- Individuals should limit the number of sexual partners and avoid high-risk partners (for example, those that do not use condoms) to reduce the chance of infections.
- If people are at risk for PID (for example, individuals that have multiple partners and earn money from sexual encounters), they should have regular tests for sexually transmitted diseases done.
- Frequent vaginal douching is a potential risk factor for PID. Douching may push bacteria into the upper genital tract. Douching also may ease discharge caused by an infection, so women may not think they have symptoms and may delay seeking medical care. Douches are not recommended; the vagina cleans itself naturally. Regular showers and baths are enough to keep the body clean.
- Wipe from front to back after a bowel movement. This keeps bacteria from entering the vagina.
- If a person has vaginal itching, do not scratch.
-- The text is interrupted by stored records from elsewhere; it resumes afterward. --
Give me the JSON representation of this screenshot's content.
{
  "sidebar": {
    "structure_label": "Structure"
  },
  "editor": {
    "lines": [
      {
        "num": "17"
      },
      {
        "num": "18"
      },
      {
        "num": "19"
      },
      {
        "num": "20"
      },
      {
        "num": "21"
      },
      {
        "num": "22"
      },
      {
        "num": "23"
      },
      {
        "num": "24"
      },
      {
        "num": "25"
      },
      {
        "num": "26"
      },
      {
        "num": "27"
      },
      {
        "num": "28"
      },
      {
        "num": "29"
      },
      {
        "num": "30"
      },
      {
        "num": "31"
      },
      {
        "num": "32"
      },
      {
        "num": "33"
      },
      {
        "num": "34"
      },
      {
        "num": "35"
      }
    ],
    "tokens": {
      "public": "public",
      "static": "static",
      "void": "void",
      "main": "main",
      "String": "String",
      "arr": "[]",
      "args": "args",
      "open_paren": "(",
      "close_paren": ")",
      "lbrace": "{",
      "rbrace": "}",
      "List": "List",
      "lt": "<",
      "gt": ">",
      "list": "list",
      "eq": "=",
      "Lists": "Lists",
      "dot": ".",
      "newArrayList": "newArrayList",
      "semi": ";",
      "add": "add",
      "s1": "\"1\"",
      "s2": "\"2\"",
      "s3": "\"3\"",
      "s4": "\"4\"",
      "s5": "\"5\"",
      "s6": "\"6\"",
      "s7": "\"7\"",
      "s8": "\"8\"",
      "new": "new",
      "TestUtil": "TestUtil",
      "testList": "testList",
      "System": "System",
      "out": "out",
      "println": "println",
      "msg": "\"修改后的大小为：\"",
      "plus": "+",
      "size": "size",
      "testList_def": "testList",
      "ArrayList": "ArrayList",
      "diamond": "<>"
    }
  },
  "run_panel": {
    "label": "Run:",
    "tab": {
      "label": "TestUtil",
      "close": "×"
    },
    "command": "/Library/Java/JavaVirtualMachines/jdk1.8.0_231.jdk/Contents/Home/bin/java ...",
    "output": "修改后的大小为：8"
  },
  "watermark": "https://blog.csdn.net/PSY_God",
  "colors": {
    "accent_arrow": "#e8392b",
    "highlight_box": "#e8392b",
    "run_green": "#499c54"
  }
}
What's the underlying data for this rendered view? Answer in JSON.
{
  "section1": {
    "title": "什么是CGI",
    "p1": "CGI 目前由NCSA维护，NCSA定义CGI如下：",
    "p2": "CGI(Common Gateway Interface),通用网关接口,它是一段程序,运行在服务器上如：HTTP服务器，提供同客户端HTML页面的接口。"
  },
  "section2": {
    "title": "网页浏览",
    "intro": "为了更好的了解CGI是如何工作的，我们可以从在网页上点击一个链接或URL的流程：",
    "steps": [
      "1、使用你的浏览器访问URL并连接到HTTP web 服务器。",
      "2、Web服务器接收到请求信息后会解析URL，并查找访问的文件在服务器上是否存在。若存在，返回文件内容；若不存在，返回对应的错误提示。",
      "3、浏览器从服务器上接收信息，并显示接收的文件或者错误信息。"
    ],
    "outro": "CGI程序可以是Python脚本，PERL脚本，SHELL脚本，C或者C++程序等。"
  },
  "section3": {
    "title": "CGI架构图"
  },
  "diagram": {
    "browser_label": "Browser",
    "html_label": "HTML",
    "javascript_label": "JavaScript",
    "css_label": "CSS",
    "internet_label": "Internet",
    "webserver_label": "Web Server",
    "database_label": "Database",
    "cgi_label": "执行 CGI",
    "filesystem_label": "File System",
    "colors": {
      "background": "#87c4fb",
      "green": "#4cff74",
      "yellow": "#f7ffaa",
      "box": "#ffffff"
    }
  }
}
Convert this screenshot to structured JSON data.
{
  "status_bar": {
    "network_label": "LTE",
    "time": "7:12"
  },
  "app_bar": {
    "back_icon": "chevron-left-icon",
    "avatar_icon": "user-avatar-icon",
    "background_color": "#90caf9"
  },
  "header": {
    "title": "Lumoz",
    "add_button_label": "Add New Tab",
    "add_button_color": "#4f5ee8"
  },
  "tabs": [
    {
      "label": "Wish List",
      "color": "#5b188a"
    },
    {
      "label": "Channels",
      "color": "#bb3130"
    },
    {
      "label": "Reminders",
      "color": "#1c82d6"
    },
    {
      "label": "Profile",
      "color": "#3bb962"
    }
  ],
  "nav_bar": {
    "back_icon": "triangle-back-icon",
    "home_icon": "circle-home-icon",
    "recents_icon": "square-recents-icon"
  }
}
Wash with water only, use no potentially irritating soaps and discuss the symptoms with a health care practitioner.
As in other sexually transmitted diseases, education about prevention techniques is a way to reduce the chance of getting PID.
Condoms are the best protection from sexually transmitted diseases (STDs).
What Is the Prognosis for Pelvic Inflammatory Disease?
If diagnosed and treated early, the patient outcome is good. The outcome may not be as good if individuals wait too long before treatment and/or continue to engage in unsafe sexual practices. Complications that can occur include:
- Tubal damage and scarring can result in infertility. PID is the most common cause of infertility in women. Following a single episode of PID, 8% of women were infertile; after two episodes, 19.5% of women were infertile; and after three or more episodes, 40% of women were infertile.
- Ectopic pregnancy rates are 12%-15% higher in women who have had an episode of pelvic inflammatory disease.
- Ovarian abscesses can occur after an episode of PID. Untreated PID also puts you at risk for a tubo-ovarian abscess (TOA). Rupture of a TOA can result in widespread peritoneal infection with shock and can be fatal.
- Females diagnosed with PID are at increased risk of getting PID again. As many as one-third of women who have had PID will have the disease at least one more time. With each case, the risk of becoming infertile is increased.
- Chronic pelvic pain is defined as pain in the reproductive organs or pelvis of at least six months duration that is severe enough to impact a woman's functioning. The pain may occur both during and/or apart from the menstrual period. As many as one-third of women with PID develop chronic pelvic pain, although the exact reasons for this are unclear. Chronic pelvic pain may be related to the scarring and inflammation associated with PID and occurs in up to 18% of women with PID.
- Enlargement of a Fallopian tube is known as hydrosalpinx. After an episode of PID, the damaged Fallopian tube can become blocked, fluid-filled and enlarged.
Reviewed on 6/22/2020
Centers for Disease Control. Pelvic Inflammatory Disease: The Facts.
eMedicine.com. Pelvic inflammatory disease.
emedicine.com. Pelvic Inflammatory Disease/Tubo-ovarian Abscess.